Why would I risk my happiness and job fulfillment by choosing to work with people who might have voted for Trump? Or people who force their religious beliefs on me? Or sexists? I’ve worked with all of the above before, and I can confirm that it makes me miserable. I’d rather engage with these folks in open discussion, where I don’t feel pressured to hold back on my values for the sake of maintaining a close working relationship.
Speaking Out for Those Who Can’t
A colleague once asked me during a one-on-one meeting, “Why do you feel the need to publicly say that you’re a Humanist?” What he was really asking me was why being a Humanist was such a central part of my business. If you’re not sure what a Humanist is, check out this blog piece I wrote about it.
I replied, “I’m connected with Humanists in many parts of the world– including places where being a Humanist can be a threat to your life. Humanists in religious states have to hide their lack of belief in religion for their own safety. I’m privileged to be able to speak out as a Humanist here in the US, and I feel I owe it to these Humanists to speak out on their behalf.”
I recognize that I have the bravery to speak my mind that most people don’t have, but my privilege allows me to do this more safely than others. I believe in using this privilege to benefit those who don’t have a voice or whose voice has been silenced.
Most Americans don’t even have the opportunity I do because most Americans don’t own a business. I want to use my privilege as a business owner to stand up for people whose freedom of speech is compromised.

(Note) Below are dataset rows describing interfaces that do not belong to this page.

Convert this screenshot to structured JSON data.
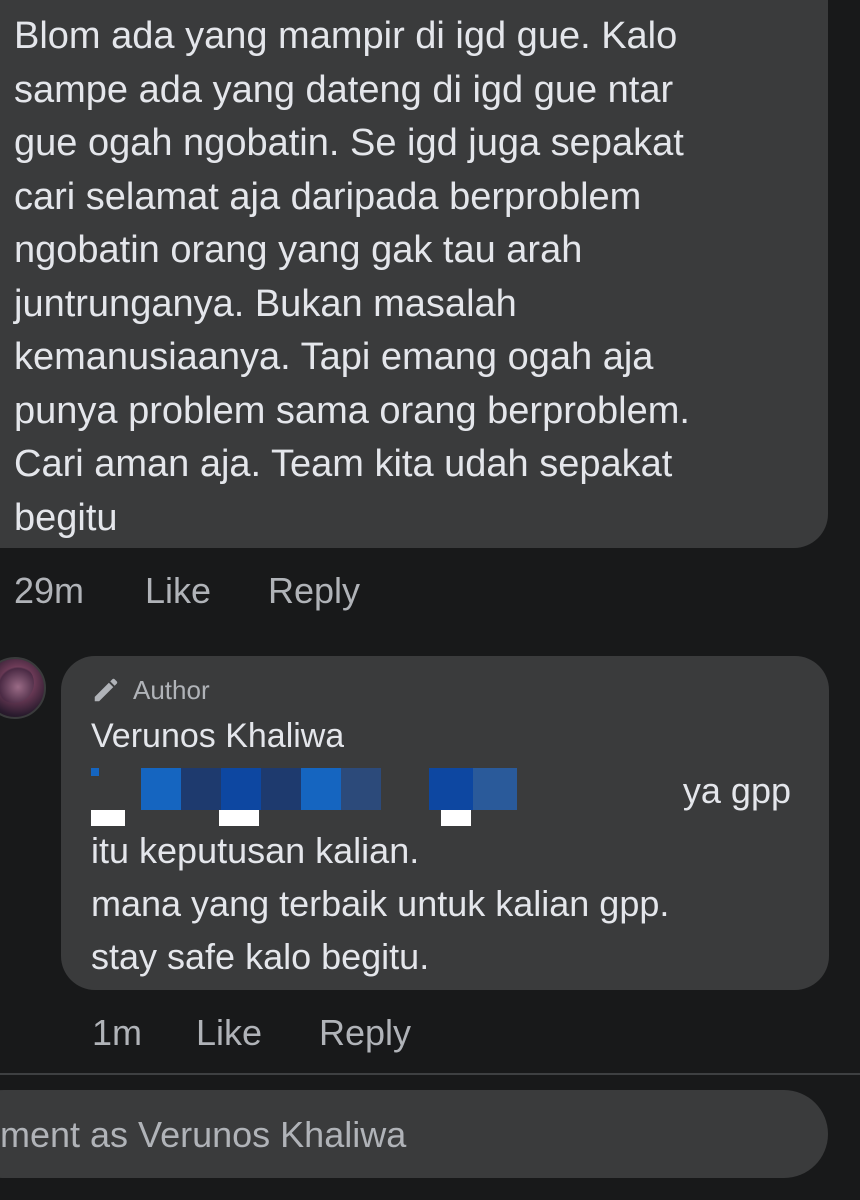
{
  "comment": {
    "text": "Blom ada yang mampir di igd gue. Kalo\nsampe ada yang dateng di igd gue ntar\ngue ogah ngobatin. Se igd juga sepakat\ncari selamat aja daripada berproblem\nngobatin orang yang gak tau arah\njuntrunganya. Bukan masalah\nkemanusiaanya. Tapi emang ogah aja\npunya problem sama orang berproblem.\nCari aman aja. Team kita udah sepakat\nbegitu",
    "time": "29m",
    "like_label": "Like",
    "reply_label": "Reply"
  },
  "reply": {
    "author_badge": "Author",
    "author_icon": "pencil-icon",
    "name": "Verunos Khaliwa",
    "first_line_end": "ya gpp",
    "lines": [
      "itu keputusan kalian.",
      "mana yang terbaik untuk kalian gpp.",
      "stay safe kalo begitu."
    ],
    "time": "1m",
    "like_label": "Like",
    "reply_label": "Reply",
    "redaction_colors": [
      "#1565c0",
      "#0d47a1",
      "#1e88e5",
      "#1e3a6e",
      "#2c4a7a",
      "#1565c0"
    ]
  },
  "composer": {
    "placeholder": "ment as Verunos Khaliwa"
  }
}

Avoiding Political Discussion is Futile, Might As Well Participate
You know those people who come into the comments section as debates get heated and drop a “United We Stand, Divided We Fall” or “Politics divide us” or “Can’t we just all get along?”
Well, no, Karen. We can’t all just get along. That’s why we have contentious debates– so we can navigate through our disagreements with civil communication rather than some brutish alternative where we bottle strongly held thoughts and beliefs that escalate to violence.
Sure, there’s something to be said for knowing when to set a boundary and stop an argument. Things can get nasty or– more likely –come to a standstill, and at that point, it makes sense to step back and call it quits for the time being. But these people trying to stop productive yet uncomfortable discussion aren’t interested in preventing animosity or violence– they’re interested in stopping uncomfortable conversations altogether.
Don’t get me wrong, looking inward and analyzing your deepest held values is hard work, but it’s work that all of us need to do none the less. The people who are unwilling to do this work yet repeat phrases like “United We Stand, Divided We Fall,” are pulling their chair away from the table– taking away their own voice for the sake of comfortability. Most likely because they aren’t affected by the issues we debate about.
If you feel like you’re pulling your chair away from the table, I invite you to bring it back and take a seat. There’s a lot that can be learned just from listening.
I’ve found success through being political in business because people respect my authenticity and support my activist work.
We can create a new professional environment where political discussion is not only acceptable but also thoughtfully facilitated and resourceful for civilian work. This is why I write about the issues I’m passionate about– to help educate and engage in discussion.
I realize that being political just isn’t feasible for certain professions. For example, doctors and real estate agents have a legal obligation to not discriminate against the people they serve. But many business owners are in a position where they can freely express political opinions but don’t. Here’s my recommendation if you’re one of those business owners: start small. Listen and learn from business owners who are already politically active.
You can be successful in business and be politically active– particularly in this political era where taking a side has never been more important. Remember: “We must always take sides. Neutrality helps the oppressor, never the victim. Silence encourages the tormentor, never the tormented.” –Elie Wiesel